Five research papers about bullying and bullying prevention programs authored by some of the best in the business. This is in support of Lady Gaga's new "research based" foundation to promote grassroots student action to help students improve relations to each other.
Awareness is not enough. It isn't enough to be AWARE of 21st century literacies but it also isn't enough to just be aware of human trafficking. great post
"Often, when people talk about ending human trafficking, they are trying to raise awareness. Many non-profits are organizing ‘awareness campaigns’ to spread the word that slavery still exists. I agree that it is a good place to start, but it is by no means the solution. Every person on this planet could be aware of slavery and it will still exist. It is time for knowledge to become overrated and action to become necessary."
I find this is ironic that the publishers are calling Apple the "evil empire." And so it begins the echoes of a complete publishing industry turnover. Like the music industry ten years a go, great opportunity is born out of great turmoil. Futures of whole companies and industries will be decided in the next year.
"I humbly implore all media companies who read this — downtrodden newspaper editors, heads of publishing houses, and CEOs of media businesses: don’t listen to Apple, Google, or Yahoo. Join the Rebellion. Help us save journalism.
James Madison High School, a leading online high school, has proven to be an early adopter among the more than 130,000 primary and secondary schools across the United States. The accredited online high school is one of the first schools to implement The Common Core State Standards."
The conversation around etextbooks is heating up with this conversation from edweek. Where there is money, expect controversy.
"The aforementioned U.S. Secretary announced plans to have digital textbooks in every classroom. But it must be questioned whether those digital textbooks actually transform learning for the better, or if they are simply digital re-creations of print textbooks—a mere form of spinal relief.
I follow @somalymom on Twitter. She is a modern day hero. See what she's doing in this essay. Many of us educators are becoming part of an increasing tide of people speaking out, donating money, donating tweets, and doing whatever it takes to bring attention to humantrafficking. They call us the 21st century abolitionist movement. This article says that some thing it is glamorous. It isn't. No one wants to talk about it. Others deny it. Others say I'm lying. I'm shocked how many people are skeptical or even offended when I bring it up. Just think, if even one person can become freed because of your donation or tweet, is it worth it? I think so.
Global Nomads has a free webinar for high school students on 3/8/2012.
From the essay. "AGAINST my better judgment, I found myself the other day charging into a well-armed brothel in a police raid.
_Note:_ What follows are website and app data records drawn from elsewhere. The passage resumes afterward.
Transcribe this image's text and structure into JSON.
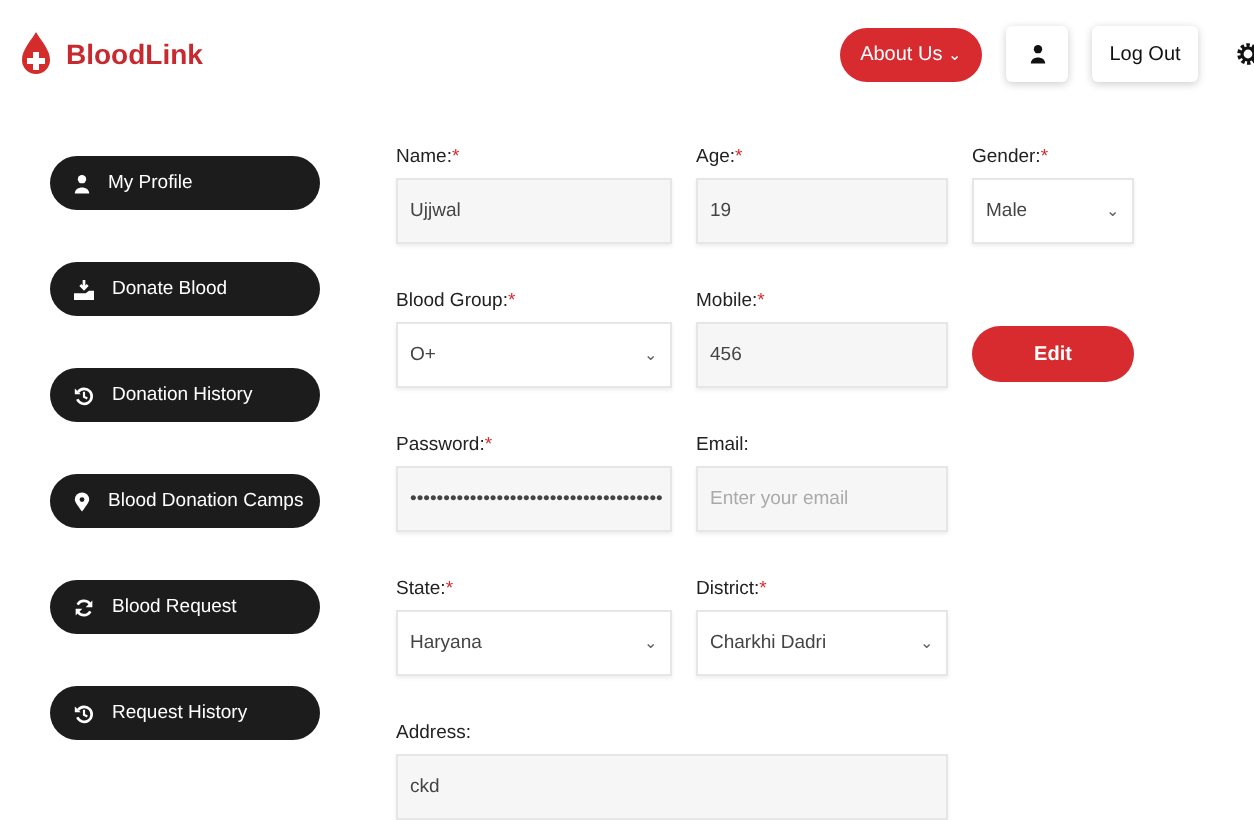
{
  "brand": {
    "name": "BloodLink"
  },
  "header": {
    "about": {
      "label": "About Us",
      "caret": "⌄"
    },
    "logout": {
      "label": "Log Out"
    }
  },
  "sidebar": {
    "items": [
      {
        "label": "My Profile"
      },
      {
        "label": "Donate Blood"
      },
      {
        "label": "Donation History"
      },
      {
        "label": "Blood Donation Camps"
      },
      {
        "label": "Blood Request"
      },
      {
        "label": "Request History"
      }
    ]
  },
  "form": {
    "fields": [
      {
        "label": "Name:",
        "mark": "*",
        "kind": "text",
        "value": "Ujjwal"
      },
      {
        "label": "Age:",
        "mark": "*",
        "kind": "text",
        "value": "19"
      },
      {
        "label": "Gender:",
        "mark": "*",
        "kind": "select",
        "value": "Male",
        "caret": "⌄"
      },
      {
        "label": "Blood Group:",
        "mark": "*",
        "kind": "select",
        "value": "O+",
        "caret": "⌄"
      },
      {
        "label": "Mobile:",
        "mark": "*",
        "kind": "text",
        "value": "456"
      },
      {
        "kind": "button",
        "label": "Edit"
      },
      {
        "label": "Password:",
        "mark": "*",
        "kind": "text",
        "value": "••••••••••••••••••••••••••••••••••••••"
      },
      {
        "label": "Email:",
        "kind": "text",
        "placeholder": "Enter your email"
      },
      {
        "kind": "blank"
      },
      {
        "label": "State:",
        "mark": "*",
        "kind": "select",
        "value": "Haryana",
        "caret": "⌄"
      },
      {
        "label": "District:",
        "mark": "*",
        "kind": "select",
        "value": "Charkhi Dadri",
        "caret": "⌄"
      },
      {
        "kind": "blank"
      },
      {
        "label": "Address:",
        "kind": "wide",
        "value": "ckd"
      }
    ]
  }
}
But I was comforted to be with one of my heroes, Somaly Mam.
Somaly dedicates her life to battling forced prostitution, for she herself was sold as a child to a Cambodian brothel. After enduring torture and rapes, Somaly escaped and reinvented herself as an anti-trafficking activist.
“We all know that our lives are in danger,” she says, a little too cavalierly. “I’ve never been so happy in my life. They can kill me now.”
When Somaly refused to back off, she said the traffickers kidnapped her 14-year-old daughter and gang-raped the girl with a video camera rolling. The daughter was recovered in a brothel, and Somaly blames herself. It’s a credit to the courage of mother and daughter that they remain steadfast, upbeat and close, and determined to make a difference. These days, Somaly is very careful with that daughter and her other children.
Slowly, that is happening. I can see the progress here in Cambodia, where 10-year-old girls were openly for sale when I began reporting on forced prostitution. Now they’re still sold, but fewer of them, and more discreetly — and traffickers are going to jail. There may well be prostitution a century from now, but we don’t have to accept 12-year-olds being raped until they get AIDS.
In the 19th century, the world conquered traditional slavery. And in this century, with leaders like Somaly, we can emancipate the victims of human trafficking.
Posted from Diigo. The rest of my favorite links are here.